Coronavirus in New York Photograph:( Reuters )
With Omicron now detected in New York City and on Long Island and expected to spread, and few hospital beds upstate available for patients if COVID-19 hospitalisations spike even higher
A surge in COVID-19 cases and a shortage of health care workers is filling hospitals and nursing homes past their capacity in upstate New York, creating a growing crisis in the health care system even before the omicron variant is known to have spread through the area, according to hospital executives from Buffalo to Albany.
COVID-19 hospitalisations in the region have more than tripled since August when the Delta wave began to sweep through the state, Gov. Kathy Hochul said this week. At the same time, tens of thousands of health care workers have left their health care jobs, for reasons ranging from pandemic burnout to a refusal to get vaccinated despite the state’s strict mandate for healthcare workers and some systems have posted hundreds of available job openings.
The result has been a decrease in upstate hospital capacity of about 10%. And a perfect storm of high patient volumes, reduced staff and an inability to discharge patients to nursing homes — which are themselves full — has begun to overwhelm some facilities, particularly in western New York, the Finger Lakes region and a swath of the state north of Albany, hospital executives said.
With Omicron now detected in New York City and on Long Island and expected to spread, and few hospital beds upstate available for patients if COVID-19 hospitalisations spike even higher, Hochul has declared a state of emergency.
On Wednesday, she announced that 120 National Guard troops would be deployed to back up nursing home staffs around the state.

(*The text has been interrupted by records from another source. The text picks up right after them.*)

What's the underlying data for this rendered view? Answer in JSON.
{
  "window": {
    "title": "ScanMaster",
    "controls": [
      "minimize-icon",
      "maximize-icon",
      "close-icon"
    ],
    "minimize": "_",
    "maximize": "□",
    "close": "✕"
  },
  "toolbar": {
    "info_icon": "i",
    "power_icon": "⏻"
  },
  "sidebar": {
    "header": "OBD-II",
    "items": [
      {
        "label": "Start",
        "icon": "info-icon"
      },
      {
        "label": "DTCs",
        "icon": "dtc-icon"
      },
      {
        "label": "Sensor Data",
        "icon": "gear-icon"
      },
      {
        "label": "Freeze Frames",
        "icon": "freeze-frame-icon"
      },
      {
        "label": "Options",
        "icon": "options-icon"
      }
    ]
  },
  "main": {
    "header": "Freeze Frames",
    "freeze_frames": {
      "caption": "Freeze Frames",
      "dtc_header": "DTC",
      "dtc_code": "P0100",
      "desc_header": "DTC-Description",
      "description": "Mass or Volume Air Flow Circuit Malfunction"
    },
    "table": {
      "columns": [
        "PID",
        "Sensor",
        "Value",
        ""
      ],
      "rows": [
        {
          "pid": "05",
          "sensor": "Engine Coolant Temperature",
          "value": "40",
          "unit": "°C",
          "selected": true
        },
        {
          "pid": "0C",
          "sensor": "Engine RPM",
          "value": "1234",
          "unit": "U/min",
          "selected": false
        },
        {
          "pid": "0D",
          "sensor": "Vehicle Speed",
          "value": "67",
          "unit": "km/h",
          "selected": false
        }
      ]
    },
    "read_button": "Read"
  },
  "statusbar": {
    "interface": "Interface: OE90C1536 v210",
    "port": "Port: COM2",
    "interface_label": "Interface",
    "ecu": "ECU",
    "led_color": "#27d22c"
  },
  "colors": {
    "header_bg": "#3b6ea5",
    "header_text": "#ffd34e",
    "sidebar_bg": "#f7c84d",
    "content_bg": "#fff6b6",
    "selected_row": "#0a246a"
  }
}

The governor’s office has so far announced nine facilities — nursing homes in Rochester, Buffalo, on Long Island and elsewhere — where soldiers will work. More locations will be announced soon.
The governor also said that all hospitals at more than 90% capacity may be ordered to stop elective surgeries to deal with the surge. There were 56 hospitals in that category Friday, including 10 in New York City, some of which had already taken that step.
New York City remains the only jurisdiction in the state that requires people to have received at least one vaccine dose to visit indoor bars and restaurants.
Hochul has so far resisted any new statewide restrictions, saying it is up to local officials to set them.